Solve for unspecified Policy Management Parameters. If the results are not satisfactory, vary the Policy Management Parameters – or the gross death benefit amount, pattern or duration – until overall functioning of the policy meets your needs.
Variable Universal Life
An adaptation of the universal life approach is the variable universal life policy, in which the net premiums may be invested in one or more portfolios held in separate accounts, rather than in the general assets of the insurance carrier.
There are some important differences between the traditional universal life policy and the variable universal life policy:
– Unlike the owner of a traditional universal life policy, the variable-life policy owner may make investment choices, and bears the investment risk on the portion of premiums allocated to the separate accounts.
Note that the policy owner may allocate net premium to one or more portfolios, and may transfer existing accumulated cash values from one portfolio to another.
– Rather than having a monthly addition to the cash value based upon a declared interest-crediting rate, the accumulated cash value of the variable policy is adjusted to reflect the investment experience of the separate accounts selected. The adjustment is done on valuation dates, which are typically defined as each day that the New York Stock Exchange is open for trading and the insurance carrier’s administrative offices are open for business.
– In addition to the premium loads, administrative expenses, and costs of insurance found in the traditional universal life policy, there are additional fees, which may be applicable, including Mortality and Expense risk charges and investment management fees.
– Setting the Policy Performance Parameters for the variable policy is not unlike the procedure use with the traditional universal life policy. Most carriers’ illustration systems will accommodate gross earnings assumptions of 0% to 12% (the SEC-mandated maximum rate which can be used), and many can illustrate based upon historical returns of the separate accounts, or at negative yields.
As with the traditional policy, the more optimistic the assumptions, the better the illustration will appear.
Any illustrations produced for a variable policy are purely. Actual performance will vary from illustration assumptions, and it is advisable to analyze the variable policy under various investment scenarios.
– The separate accounts have no guaranteed investment yield.
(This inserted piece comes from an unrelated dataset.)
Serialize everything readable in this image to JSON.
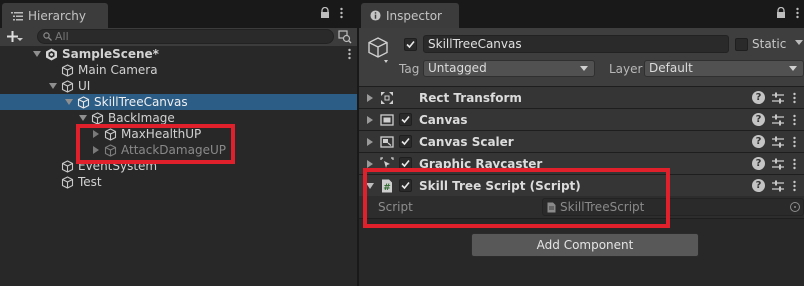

Poor performance of the investment subaccounts selected may decrease the policy’s cash value and death benefit.
– The variable universal life policy is a registered product, and it is important for the buyer to read the prospectus provided before making a decision to buy the policy.
It is necessary to periodically review the policy’s actual performance against original projections.
Actual performance will not exactly match the original projections because some or all of the actual historical Policy Parameters (Management or Performance) will no doubt differ from what was originally set or assumed. Additionally, objectives, needs, and resources will all change over time; the policy owner may well have different objectives than when the policy was originally acquired.
For these reasons, we must perform re-illustrations of the policy. That is, given where the policy is at a point in time, and given the new Policy Management Parameters and assumed future Policy Performance Parameters, we must re-solve for the unspecified parameters. By revisiting the performance periodically, we can avoid funding surprises.
Projections and illustrations are just that. Regardless of the assumptions that are considered when creating these projections, actual policy results will vary according to the performance of the company that issued the policy. Although performance of a policy or an insurer cannot be guaranteed, there are things that can be done to help mitigate the risk of less-than-desirable results.